I would grab the Tube down to Richmond then hop on the 8.12 out to Bracknell (Woking, Winnersh, Early and Reading – it’s funny the things you remember, thirty years on…). It was a whole new world for me but I seemed to slip into it fairly effortlessly and enjoy it enormously. We were young and quite flexible then, weren't we? 

Anyway, this tiny little memory doesn't relate to the morning train to Bracknell, which was usually a foggy-brained exercise in time-and-space travel. Rather, it takes me back to the journey back home in the evening.

We finished work at 5.30 and there was a train to Richmond at 5.46 so catching this required a timely exit from the office and a fairly-curt march through the concrete vagaries of Bracknell Town Centre.

There was a small cohort of us who rushed for that train every weekday evening and we generally claimed one of those old-fashioned compartments which had their own door and a long couch of seating, the whole train wide, on either side. There was enough of us to retain one of these compartments all for ourselves and that was nice.

One of the people who got the evening train with me was Brian. Let’s call him Brian anyway, for anonymity (it’s actually his real name). This little memory, which I promise I am just getting to, concerns him.

Brian was a young man from Wales. Port Talbot if I recall correctly. He was a 'Man’s Man'. He enjoyed his sport and his pints and he seemed particularly fond of girls and all things related to them. Just your average early-twenty-year-old guy then and that’s really the point I’m trying to make. Brian was great and smart and all but he didn’t seem like a man particularly given to deep thought and philosophical considerations. Everything he did in his average working day seemed to bear this impression out.

What I’m trying to say, as politely as possible, is that he wasn't 'Deep'.

Except on the train.

On that evening train back to Richmond, Brian seemed to transform from a full-of-life Jack-The-Lad to an introspective, introverted, virtual shell-of-a-man. He invariably chose a window seat and then he just sat there, staring out into the winter darkness, silent and serious, as if contemplating the full depths of the human condition.  I would sometimes watch him for a while, in between all the comradely banter, and wonder what was going on in his head at these times.

One Friday evening, Brian and I made it to the 5.46 train but nobody else did so it was just me and him in the isolated compartment. I thought he would be more chatty and outgoing, it being Friday evening and it being just the two of us in the little enclosure but no. As soon as the train rolled out of the station, Brian leaned himself in towards the glass pane and every fibre of his being directed itself out of the window and into the gloom.

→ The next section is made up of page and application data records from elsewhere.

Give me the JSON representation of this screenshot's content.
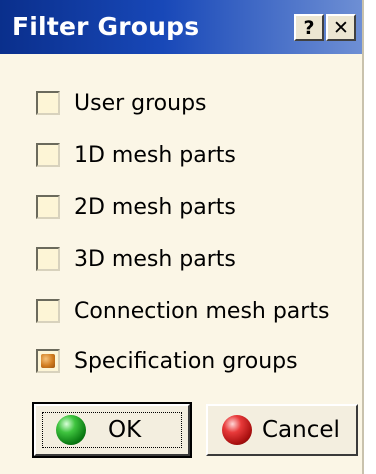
{
  "window": {
    "title": "Filter Groups",
    "help_label": "?",
    "close_label": "✕"
  },
  "options": [
    {
      "label": "User groups",
      "checked": false
    },
    {
      "label": "1D mesh parts",
      "checked": false
    },
    {
      "label": "2D mesh parts",
      "checked": false
    },
    {
      "label": "3D mesh parts",
      "checked": false
    },
    {
      "label": "Connection mesh parts",
      "checked": false
    },
    {
      "label": "Specification groups",
      "checked": true
    }
  ],
  "buttons": {
    "ok_label": "OK",
    "cancel_label": "Cancel"
  },
  "colors": {
    "titlebar": "#0a2f8c",
    "dialog_bg": "#fbf6e6",
    "checkbox_mark": "#d07b1e"
  },
  "icons": {
    "ok": "green-ball-icon",
    "cancel": "red-ball-icon"
  }
}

I tried to read my book but the conundrum was preying on me large now. Why did such an open outgoing lad turn into this brooding husk whenever he boarded the evening train?

After the journey was about half-way complete, I could bear it no more. I had to ask him.


Brian snapped out of his daze and gazed over at me, bleary-eyed,” Eh? What?”

“Brian. Sorry to bother you I just can’t help wondering…”


“… when you look out of that window every evening, what do you see?”

Brian looked more serious that I had ever seen him look before. He leaned over to me. “It’s the most amazing thing,” he whispered, “there’s all these windows going by out there, you know, in the dark…”


“… and there’s so many people in them with fuck-all on.”